The most distinguishing factor of these mailboxes is that they can only be accessed through the back and not the front—hence, ‘rear access mailboxes’.
Therefore, collection boxes have a slot that the postal worker puts letters into, which you can then collect from the back. These boxes are the epitome of privacy, since no one else can access your mail.
However, installing these can take a little effort, as you’ll have to figure out a spot that’s easily accessible to both you and the postal worker. You may also have to decide whether to integrate it into your walls or have it as a standalone fixture.
Also known as ‘cluster mailboxes’, apartment mailboxes are ideal for apartment buildings or for buildings that house a lot of different businesses. These feature individual mailboxes stacked in grids so that a minimum amount of space fits the maximum number of mailboxes.
Instead of a row of mailboxes on the roadside, which is heavily space consuming and unattractive, an apartment mailbox brings all mail to one central location that everyone in the building can access.
This clustering also makes things much faster for postal workers—they can group all mail to the building and then insert them in the labeled slots. It’s also quite secure, since the key to each mailbox is with the concerned person/resident.
Sometimes, the postal worker may have a master key that lets him open the entire front of the grid, so that extra time isn’t spent locating slots and pushing letters through them.
These mailbox types can be quite expensive, but when you consider the individual costs of separate mailboxes and the amount of space consumed, apartment mailboxes are quite beneficial.
Cluster types of mailboxes are ideally mounted on the walkway that leads to the main entrance, wall mounted in the ground floor hall or in a separate mail room. When outdoors, it's a great place to implement some of your apartment garden ideas to spruce up the place.

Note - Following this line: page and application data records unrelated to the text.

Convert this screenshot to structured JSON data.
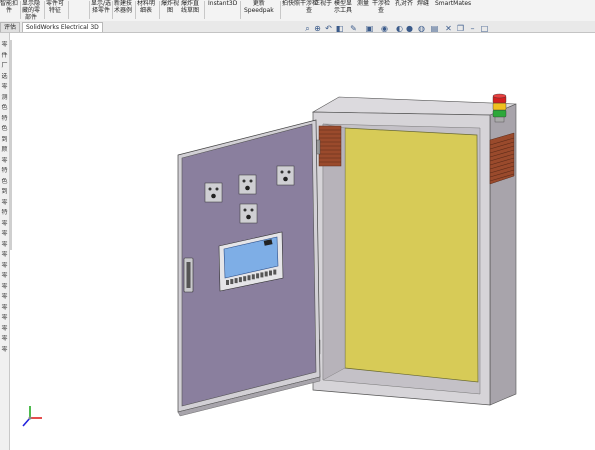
{
  "ribbon": {
    "items": [
      "智能扣\n件",
      "显示隐\n藏的零\n部件",
      "零件可\n特征",
      "显示/选\n择零件",
      "新建技\n术器例",
      "材料明\n细表",
      "爆炸视\n图",
      "爆炸直\n线草图",
      "Instant3D",
      "更新\nSpeedpak",
      "拍快照",
      "干涉检\n查",
      "正视于",
      "模型显\n示工具",
      "测量",
      "干涉检\n查",
      "孔对齐",
      "焊缝",
      "SmartMates"
    ]
  },
  "tabs": [
    "评估",
    "SolidWorks Electrical 3D"
  ],
  "left_panel": {
    "chars": [
      "零",
      "件",
      "厂",
      "选",
      "零",
      "测",
      "色",
      "特",
      "色",
      "到",
      "颜",
      "零",
      "特",
      "色",
      "到",
      "零",
      "特",
      "零",
      "零",
      "零",
      "零",
      "零",
      "零",
      "零",
      "零",
      "零",
      "零",
      "零",
      "零",
      "零"
    ]
  },
  "view_toolbar": {
    "icons": [
      "zoom-fit-icon",
      "zoom-area-icon",
      "previous-view-icon",
      "section-view-icon",
      "dynamic-annotation-icon",
      "view-orientation-icon",
      "display-style-icon",
      "hide-show-icon",
      "edit-appearance-icon",
      "apply-scene-icon",
      "view-settings-icon",
      "close-icon",
      "restore-icon",
      "minimize-icon",
      "maximize-icon"
    ]
  },
  "colors": {
    "door_panel": "#8a7f9e",
    "cabinet_frame": "#d6d4d8",
    "back_plate": "#d7cb57",
    "vent": "#9a4a2c",
    "display": "#7eaee6",
    "beacon_red": "#d32020",
    "beacon_yellow": "#f0c020",
    "beacon_green": "#2da83a"
  }
}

If you like happy, bright colors or certain silhouettes and themes, you should consider getting a mailbox that reflects that. Novelty mailboxes come in a range of styles and colors, adding a touch of fun to normal mailboxes.
If you can’t find a ready-made one, you can even hire someone to make one for you or try your hand in it, too.
Remember, unless you’re prioritizing looks over functionality, ensure that the mailbox you’re getting has ample space and can hold the amount and kind of mail that you’re expecting to receive.
Some novelty mailboxes have different shapes, which means that there may be a compromise on the amount of space available. It’ll also make it more difficult for your postal worker to fit mail into your mailbox.
Types of Mailboxes for Every Home & Building
Before communicating with people became synonymous with online and digital, mailboxes were a necessity everywhere. It all started with Roy Joroleman’s USPS mailbox—a lightweight, metal, easy-to-build post box with a metal flag that could be raised to indicate that someone had mail.
From there, the mailbox has gone through many evolutions, with the above-discussed being the main mailbox styles available today—apart from the digital ones of course.
Additionally, mailboxes can also be differentiated based on the material they’re built using—metal, plastic or wood.
However technologically evolved you may be though, the charm of a mailbox and receiving mail cannot be beaten.
This could explain why, despite the advent of technology, a majority of the houses in the United States still feature different types of mailboxes. If you’re planning to get one, pick one of the above styles and experience the joy of mail.